Before I tell this story, let me make it clear that I believe that this guy acted improperly and I am not attempting to justify his actions. But it did get me thinking. When is it OK to use your lights and sirens outside of the context of a medical emergency?
And then I thought about John Cortez and I…and the drunk dude.
John and I were driving down a quiet three lane road that ran through a commercial area in our district when we came upon a mid-sized four-door vehicle driving slowly and swerving back and forth across the road. You may have seen the pattern before. The car would slowly drift across the road until it began to run off the road and then the driver would over-correct and come back onto the road, drifting to the other side and then repeating the pattern.
While we were both fairly certain that the driver was intoxicated, I don’t think either of us ruled out the possibility that there could have been some other sort of medical issue responsible for the drivers erratic driving. We fell back to a position about fifty yards behind the swerving vehicle and radioed for police assistance. We reported our location and direction and continued to follow and monitor the situation.
After a few minutes a car approached from behind and passed us and the swerving vehicle. The swerving vehicle came close to striking the passing vehicle as it drove by to the left. That’s when we decided to turn the lights on. We turned on our overhead lights and the standard code-three lighting ensemble. We left the siren off. Our intention wasn’t to elicit a certain behavior out of the driver in front of us. We were more concerned with alerting passing drivers to the possible danger on the road ahead.
Shortly after turning on the lights our swerving driver started moving to the right side of the road. He continued off the road and struck a guard-rail at low speed and came to a stop. I got on the radio and alerted dispatch to the accident location. We gave a full description of the vehicle and then both climbed out of our rig to approach the driver from either side of the vehicle.
Let me clarify, because I’m sure you’re probably thinking it, none of us can predict the future and it’s impossible to say what would have happened if we had left our light off. But if I had to guess, I would say that our lights probably caused the driver to drive into the guard rail. While I think he probably would have crashed eventually, I don’t think he would have crashed at that moment. I don’t know if we did him a favor or a disservice contributing to his crash at that place and that time. It’s impossible to tell.
I’m also well aware that we could have influenced him to do something even more dangerous. He could have speed up. He could have entered oncoming traffic and hurt or killed someone else. We could not predict all the possibilities when we switched on those lights. We had to make a judgment call and we went with the lights.

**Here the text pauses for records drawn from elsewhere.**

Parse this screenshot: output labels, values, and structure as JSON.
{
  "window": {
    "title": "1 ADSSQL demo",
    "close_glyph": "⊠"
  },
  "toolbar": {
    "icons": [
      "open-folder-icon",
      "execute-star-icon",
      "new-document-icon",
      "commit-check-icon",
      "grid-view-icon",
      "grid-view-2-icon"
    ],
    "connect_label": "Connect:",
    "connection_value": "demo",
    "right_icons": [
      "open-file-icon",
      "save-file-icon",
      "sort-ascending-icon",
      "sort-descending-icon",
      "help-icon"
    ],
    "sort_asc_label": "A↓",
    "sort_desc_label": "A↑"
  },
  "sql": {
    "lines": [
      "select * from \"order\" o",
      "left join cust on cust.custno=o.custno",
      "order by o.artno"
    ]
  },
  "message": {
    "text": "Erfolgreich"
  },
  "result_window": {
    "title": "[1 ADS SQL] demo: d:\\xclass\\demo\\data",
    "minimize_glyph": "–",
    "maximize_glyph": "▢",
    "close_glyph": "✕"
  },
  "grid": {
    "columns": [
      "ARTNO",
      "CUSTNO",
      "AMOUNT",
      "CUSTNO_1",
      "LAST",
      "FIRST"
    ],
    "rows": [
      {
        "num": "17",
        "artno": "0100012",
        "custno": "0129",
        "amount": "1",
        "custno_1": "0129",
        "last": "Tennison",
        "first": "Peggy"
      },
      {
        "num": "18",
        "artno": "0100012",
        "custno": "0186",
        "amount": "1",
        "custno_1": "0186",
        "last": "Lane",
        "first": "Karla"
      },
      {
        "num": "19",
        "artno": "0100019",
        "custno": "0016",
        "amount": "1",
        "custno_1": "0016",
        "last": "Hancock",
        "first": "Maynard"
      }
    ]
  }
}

But that’s getting ahead of ourselves. Back car-side with our erratic driver…
I was the first one to speak to the driver. I don’t recall my exact words but I know that I introduced myself and that I made it clear that I and my partner were medical personnel. I offered our help. While speaking to the driver I could smell a strong odor of metabolized alcohol on the his breath. I asked politely if we could place him in the back of our medic unit and check him out. He gladly accepted.

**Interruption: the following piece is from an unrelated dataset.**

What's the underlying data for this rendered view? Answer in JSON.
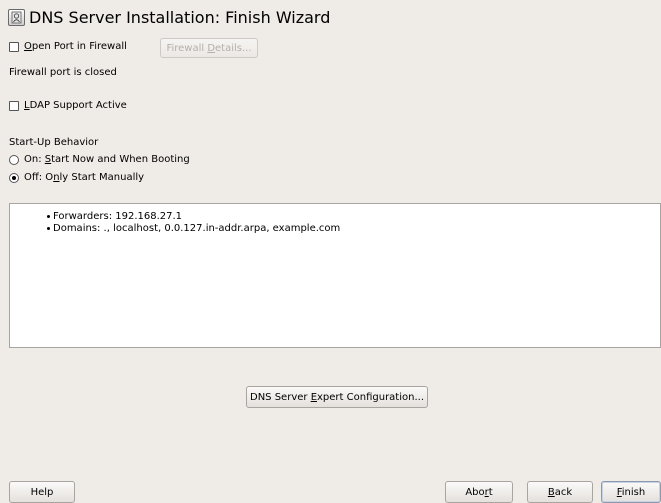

In the back of my rig, I checked the driver’s blood sugar and gave him a thorough head-to-toe assessment. During my assessment, our local police department arrived on scene and my partner briefed him on what we had seen and what we had done. I escorted the intoxicated driver out of the back of my rig and into the custody of our local police officer.
Looking back now, I have questions about what John and I did that day. I think you can make many intelligent arguments both for and against several of our actions. I could detail them for you, but I’m more interested in how you feel.
Did John and I do the right thing? If not, what should we have done instead? When is it OK to turn on the lights or use the siren outside of the context of a medical emergency?